> Exercise description:
Exact duplicates of all entries are needed.

(Collection entries)
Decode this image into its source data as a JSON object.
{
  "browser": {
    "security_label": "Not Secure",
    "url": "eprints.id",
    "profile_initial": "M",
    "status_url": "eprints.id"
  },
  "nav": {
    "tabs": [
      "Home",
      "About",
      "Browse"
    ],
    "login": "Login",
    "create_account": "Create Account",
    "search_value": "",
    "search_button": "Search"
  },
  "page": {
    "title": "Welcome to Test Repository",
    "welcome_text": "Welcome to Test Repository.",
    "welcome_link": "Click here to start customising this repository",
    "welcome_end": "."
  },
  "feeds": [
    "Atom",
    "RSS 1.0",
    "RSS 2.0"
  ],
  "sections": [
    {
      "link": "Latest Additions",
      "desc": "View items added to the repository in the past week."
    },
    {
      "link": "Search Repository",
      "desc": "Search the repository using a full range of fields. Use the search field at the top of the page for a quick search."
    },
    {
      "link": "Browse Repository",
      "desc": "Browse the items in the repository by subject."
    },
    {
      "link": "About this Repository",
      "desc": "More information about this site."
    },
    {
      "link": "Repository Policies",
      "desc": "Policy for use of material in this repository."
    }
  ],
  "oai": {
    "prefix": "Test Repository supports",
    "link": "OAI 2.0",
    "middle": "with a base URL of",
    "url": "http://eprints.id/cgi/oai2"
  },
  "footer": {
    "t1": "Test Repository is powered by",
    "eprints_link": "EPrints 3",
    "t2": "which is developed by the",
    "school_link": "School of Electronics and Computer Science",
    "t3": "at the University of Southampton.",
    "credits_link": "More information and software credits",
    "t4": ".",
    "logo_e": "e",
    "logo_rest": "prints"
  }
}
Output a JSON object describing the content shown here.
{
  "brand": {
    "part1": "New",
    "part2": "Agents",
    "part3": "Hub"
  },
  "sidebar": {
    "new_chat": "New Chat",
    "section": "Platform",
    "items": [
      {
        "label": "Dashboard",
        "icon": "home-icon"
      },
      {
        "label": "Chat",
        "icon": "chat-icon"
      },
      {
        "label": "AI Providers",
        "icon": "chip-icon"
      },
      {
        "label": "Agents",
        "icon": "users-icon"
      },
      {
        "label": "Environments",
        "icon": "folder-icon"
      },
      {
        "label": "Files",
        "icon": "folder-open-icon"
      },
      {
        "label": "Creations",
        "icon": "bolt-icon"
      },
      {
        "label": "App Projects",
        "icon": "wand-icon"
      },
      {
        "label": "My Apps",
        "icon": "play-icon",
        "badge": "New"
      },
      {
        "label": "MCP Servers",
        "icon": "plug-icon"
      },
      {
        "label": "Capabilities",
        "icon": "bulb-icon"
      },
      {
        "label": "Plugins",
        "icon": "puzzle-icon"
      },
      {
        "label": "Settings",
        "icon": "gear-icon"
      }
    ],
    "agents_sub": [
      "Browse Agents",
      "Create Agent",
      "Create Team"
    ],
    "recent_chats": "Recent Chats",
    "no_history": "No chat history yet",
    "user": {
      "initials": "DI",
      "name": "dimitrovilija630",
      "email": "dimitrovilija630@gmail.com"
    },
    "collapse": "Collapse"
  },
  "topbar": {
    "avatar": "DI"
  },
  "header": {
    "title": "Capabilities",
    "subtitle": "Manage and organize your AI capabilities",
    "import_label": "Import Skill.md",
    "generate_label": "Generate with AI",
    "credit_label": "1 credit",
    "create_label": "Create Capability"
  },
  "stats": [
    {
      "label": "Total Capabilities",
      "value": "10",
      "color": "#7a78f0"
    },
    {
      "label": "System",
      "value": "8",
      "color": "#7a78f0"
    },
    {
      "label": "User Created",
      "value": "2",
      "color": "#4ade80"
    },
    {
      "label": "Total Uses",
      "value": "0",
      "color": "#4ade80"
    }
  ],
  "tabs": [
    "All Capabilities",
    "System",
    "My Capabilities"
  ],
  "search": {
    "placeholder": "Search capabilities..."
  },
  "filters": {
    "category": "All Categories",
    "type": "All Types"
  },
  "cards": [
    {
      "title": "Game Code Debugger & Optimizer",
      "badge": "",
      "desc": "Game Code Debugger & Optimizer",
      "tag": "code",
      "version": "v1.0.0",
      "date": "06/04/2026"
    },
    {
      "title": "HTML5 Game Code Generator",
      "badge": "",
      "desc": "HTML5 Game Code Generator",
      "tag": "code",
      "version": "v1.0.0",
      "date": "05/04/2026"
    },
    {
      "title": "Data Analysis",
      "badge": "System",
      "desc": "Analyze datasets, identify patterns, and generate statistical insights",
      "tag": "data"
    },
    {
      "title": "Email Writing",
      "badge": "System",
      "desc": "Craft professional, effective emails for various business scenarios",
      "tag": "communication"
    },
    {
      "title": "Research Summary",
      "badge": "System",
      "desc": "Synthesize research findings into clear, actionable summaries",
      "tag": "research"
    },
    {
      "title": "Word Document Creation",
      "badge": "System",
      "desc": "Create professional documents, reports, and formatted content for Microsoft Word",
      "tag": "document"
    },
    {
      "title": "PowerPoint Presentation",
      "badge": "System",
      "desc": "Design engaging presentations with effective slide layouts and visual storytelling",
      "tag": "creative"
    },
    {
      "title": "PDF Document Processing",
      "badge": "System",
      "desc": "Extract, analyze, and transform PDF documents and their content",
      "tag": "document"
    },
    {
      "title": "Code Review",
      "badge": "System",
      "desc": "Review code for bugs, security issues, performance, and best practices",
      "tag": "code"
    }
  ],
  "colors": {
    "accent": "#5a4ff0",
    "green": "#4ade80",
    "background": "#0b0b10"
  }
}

> Task solution:
Decode this image into its source data as a JSON object.
{
  "browser": {
    "security_label": "Not Secure",
    "url": "eprints.id",
    "profile_initial": "M",
    "status_url": "eprints.id"
  },
  "nav": {
    "tabs": [
      "Home",
      "About",
      "Browse"
    ],
    "login": "Login",
    "create_account": "Create Account",
    "search_value": "",
    "search_button": "Search"
  },
  "page": {
    "title": "Welcome to Test Repository",
    "welcome_text": "Welcome to Test Repository.",
    "welcome_link": "Click here to start customising this repository",
    "welcome_end": "."
  },
  "feeds": [
    "Atom",
    "RSS 1.0",
    "RSS 2.0"
  ],
  "sections": [
    {
      "link": "Latest Additions",
      "desc": "View items added to the repository in the past week."
    },
    {
      "link": "Search Repository",
      "desc": "Search the repository using a full range of fields. Use the search field at the top of the page for a quick search."
    },
    {
      "link": "Browse Repository",
      "desc": "Browse the items in the repository by subject."
    },
    {
      "link": "About this Repository",
      "desc": "More information about this site."
    },
    {
      "link": "Repository Policies",
      "desc": "Policy for use of material in this repository."
    }
  ],
  "oai": {
    "prefix": "Test Repository supports",
    "link": "OAI 2.0",
    "middle": "with a base URL of",
    "url": "http://eprints.id/cgi/oai2"
  },
  "footer": {
    "t1": "Test Repository is powered by",
    "eprints_link": "EPrints 3",
    "t2": "which is developed by the",
    "school_link": "School of Electronics and Computer Science",
    "t3": "at the University of Southampton.",
    "credits_link": "More information and software credits",
    "t4": ".",
    "logo_e": "e",
    "logo_rest": "prints"
  }
}
Output a JSON object describing the content shown here.
{
  "brand": {
    "part1": "New",
    "part2": "Agents",
    "part3": "Hub"
  },
  "sidebar": {
    "new_chat": "New Chat",
    "section": "Platform",
    "items": [
      {
        "label": "Dashboard",
        "icon": "home-icon"
      },
      {
        "label": "Chat",
        "icon": "chat-icon"
      },
      {
        "label": "AI Providers",
        "icon": "chip-icon"
      },
      {
        "label": "Agents",
        "icon": "users-icon"
      },
      {
        "label": "Environments",
        "icon": "folder-icon"
      },
      {
        "label": "Files",
        "icon": "folder-open-icon"
      },
      {
        "label": "Creations",
        "icon": "bolt-icon"
      },
      {
        "label": "App Projects",
        "icon": "wand-icon"
      },
      {
        "label": "My Apps",
        "icon": "play-icon",
        "badge": "New"
      },
      {
        "label": "MCP Servers",
        "icon": "plug-icon"
      },
      {
        "label": "Capabilities",
        "icon": "bulb-icon"
      },
      {
        "label": "Plugins",
        "icon": "puzzle-icon"
      },
      {
        "label": "Settings",
        "icon": "gear-icon"
      }
    ],
    "agents_sub": [
      "Browse Agents",
      "Create Agent",
      "Create Team"
    ],
    "recent_chats": "Recent Chats",
    "no_history": "No chat history yet",
    "user": {
      "initials": "DI",
      "name": "dimitrovilija630",
      "email": "dimitrovilija630@gmail.com"
    },
    "collapse": "Collapse"
  },
  "topbar": {
    "avatar": "DI"
  },
  "header": {
    "title": "Capabilities",
    "subtitle": "Manage and organize your AI capabilities",
    "import_label": "Import Skill.md",
    "generate_label": "Generate with AI",
    "credit_label": "1 credit",
    "create_label": "Create Capability"
  },
  "stats": [
    {
      "label": "Total Capabilities",
      "value": "10",
      "color": "#7a78f0"
    },
    {
      "label": "System",
      "value": "8",
      "color": "#7a78f0"
    },
    {
      "label": "User Created",
      "value": "2",
      "color": "#4ade80"
    },
    {
      "label": "Total Uses",
      "value": "0",
      "color": "#4ade80"
    }
  ],
  "tabs": [
    "All Capabilities",
    "System",
    "My Capabilities"
  ],
  "search": {
    "placeholder": "Search capabilities..."
  },
  "filters": {
    "category": "All Categories",
    "type": "All Types"
  },
  "cards": [
    {
      "title": "Game Code Debugger & Optimizer",
      "badge": "",
      "desc": "Game Code Debugger & Optimizer",
      "tag": "code",
      "version": "v1.0.0",
      "date": "06/04/2026"
    },
    {
      "title": "HTML5 Game Code Generator",
      "badge": "",
      "desc": "HTML5 Game Code Generator",
      "tag": "code",
      "version": "v1.0.0",
      "date": "05/04/2026"
    },
    {
      "title": "Data Analysis",
      "badge": "System",
      "desc": "Analyze datasets, identify patterns, and generate statistical insights",
      "tag": "data"
    },
    {
      "title": "Email Writing",
      "badge": "System",
      "desc": "Craft professional, effective emails for various business scenarios",
      "tag": "communication"
    },
    {
      "title": "Research Summary",
      "badge": "System",
      "desc": "Synthesize research findings into clear, actionable summaries",
      "tag": "research"
    },
    {
      "title": "Word Document Creation",
      "badge": "System",
      "desc": "Create professional documents, reports, and formatted content for Microsoft Word",
      "tag": "document"
    },
    {
      "title": "PowerPoint Presentation",
      "badge": "System",
      "desc": "Design engaging presentations with effective slide layouts and visual storytelling",
      "tag": "creative"
    },
    {
      "title": "PDF Document Processing",
      "badge": "System",
      "desc": "Extract, analyze, and transform PDF documents and their content",
      "tag": "document"
    },
    {
      "title": "Code Review",
      "badge": "System",
      "desc": "Review code for bugs, security issues, performance, and best practices",
      "tag": "code"
    }
  ],
  "colors": {
    "accent": "#5a4ff0",
    "green": "#4ade80",
    "background": "#0b0b10"
  }
}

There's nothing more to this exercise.